For this exhibition, works of three different series will be on show. The first series “Les Jungles” are huge jungle interior views of the French expedition to the Ivory Coast the end of the 19th C.
Remembering the disaster of the European colonization of territories oversees, they aren’t renders of an exotic wanderlust, but are rather obstructive remnants of our colonial past, resembling almost like ruins.
In the second series “1939-1945”, Manigaud tries to unravel the historical complex layers of the deconstruction of World War II with aerial views of bombed cities with crumbled buildings. Hidden traces and signs might come to surface re-examining the atrocities of this kind of warfare.

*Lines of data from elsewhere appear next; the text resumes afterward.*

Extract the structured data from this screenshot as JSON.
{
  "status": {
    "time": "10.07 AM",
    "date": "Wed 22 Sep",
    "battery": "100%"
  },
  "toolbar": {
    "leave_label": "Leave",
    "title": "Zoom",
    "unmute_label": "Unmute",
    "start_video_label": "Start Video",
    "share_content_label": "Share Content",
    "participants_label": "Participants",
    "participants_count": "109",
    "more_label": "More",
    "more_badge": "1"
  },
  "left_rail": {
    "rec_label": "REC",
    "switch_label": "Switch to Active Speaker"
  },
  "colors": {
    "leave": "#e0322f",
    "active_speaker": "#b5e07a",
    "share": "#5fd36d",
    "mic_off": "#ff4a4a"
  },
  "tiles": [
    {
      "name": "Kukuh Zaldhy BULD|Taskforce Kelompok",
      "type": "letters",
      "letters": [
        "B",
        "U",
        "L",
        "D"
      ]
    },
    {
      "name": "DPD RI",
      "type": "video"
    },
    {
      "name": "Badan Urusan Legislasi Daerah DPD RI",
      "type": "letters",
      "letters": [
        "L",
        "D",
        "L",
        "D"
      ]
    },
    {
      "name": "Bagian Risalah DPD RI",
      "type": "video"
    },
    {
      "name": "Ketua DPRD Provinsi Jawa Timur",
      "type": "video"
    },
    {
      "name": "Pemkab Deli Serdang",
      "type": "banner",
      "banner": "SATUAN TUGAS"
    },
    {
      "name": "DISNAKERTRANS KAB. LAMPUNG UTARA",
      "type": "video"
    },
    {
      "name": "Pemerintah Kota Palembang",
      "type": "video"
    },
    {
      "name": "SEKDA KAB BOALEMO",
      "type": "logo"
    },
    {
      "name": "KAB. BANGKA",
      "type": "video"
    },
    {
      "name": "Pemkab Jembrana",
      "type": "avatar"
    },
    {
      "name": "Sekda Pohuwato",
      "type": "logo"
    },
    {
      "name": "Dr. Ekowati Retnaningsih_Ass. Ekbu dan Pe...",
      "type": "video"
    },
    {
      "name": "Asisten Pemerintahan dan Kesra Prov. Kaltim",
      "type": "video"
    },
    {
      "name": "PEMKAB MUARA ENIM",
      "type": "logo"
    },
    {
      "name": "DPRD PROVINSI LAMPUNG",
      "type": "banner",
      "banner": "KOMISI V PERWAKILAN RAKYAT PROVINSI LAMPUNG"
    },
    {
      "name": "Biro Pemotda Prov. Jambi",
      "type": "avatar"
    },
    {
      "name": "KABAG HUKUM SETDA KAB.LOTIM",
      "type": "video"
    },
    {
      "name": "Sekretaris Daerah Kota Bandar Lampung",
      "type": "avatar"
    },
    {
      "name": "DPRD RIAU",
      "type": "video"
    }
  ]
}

This enigmatic characteristic of his drawings is mostly present in the third series “Magde Donohoe and her skotographs” (1930): spirit photographs that attempted to capture ghosts (read double exposure of a person). In the dark, she pressed a photographic plate onto her face in order to “interact with invisible actors” by pronouncing certain words or letters, resulting in often visually abstract images. Especially for this series, but also with others, the historical archives are usually slightly damaged by creeks, marks of dust, …. All these additional properties become as important actor as the subject itself.
Until very late in art history drawing was still considered to be a preparatory step in the process of art. Due to its immediate and spontaneous character, drawing was mainly treated as a support for other forms of art. It was until the late 1960s that various artists such as Sol LeWitt (USA, 1928-2007) with his famous wall-drawings used it as a stand-lone art form. And later artists like William Kentrigde (S-Afr, 1955) and Ernest Pignon (Fr, 1942) who emphasized (and still do) its expressionistic and narrative characteristics. Manigaud belongs to a contemporary generation of draughtsmen who are still pushing the boundaries of drawing by underlining their technique, skill and preparation to create.
Eric Manigaud lives and work in Saint-Etienne, France. The work of the artist is presented in museums such as: Musée d’Art Moderne (Fr), Museum of Art (Korea), Museum Dr. Guislain (Bel), Musée d’Histoire du XXième Siècle (Fr), The Royal Albert Memorial Museum (UK). His drawings are also included in many private-collections from all over the world.
It is with great pleasure that gallery FIFTY ONE announces the presence of the artist at the opening of the show.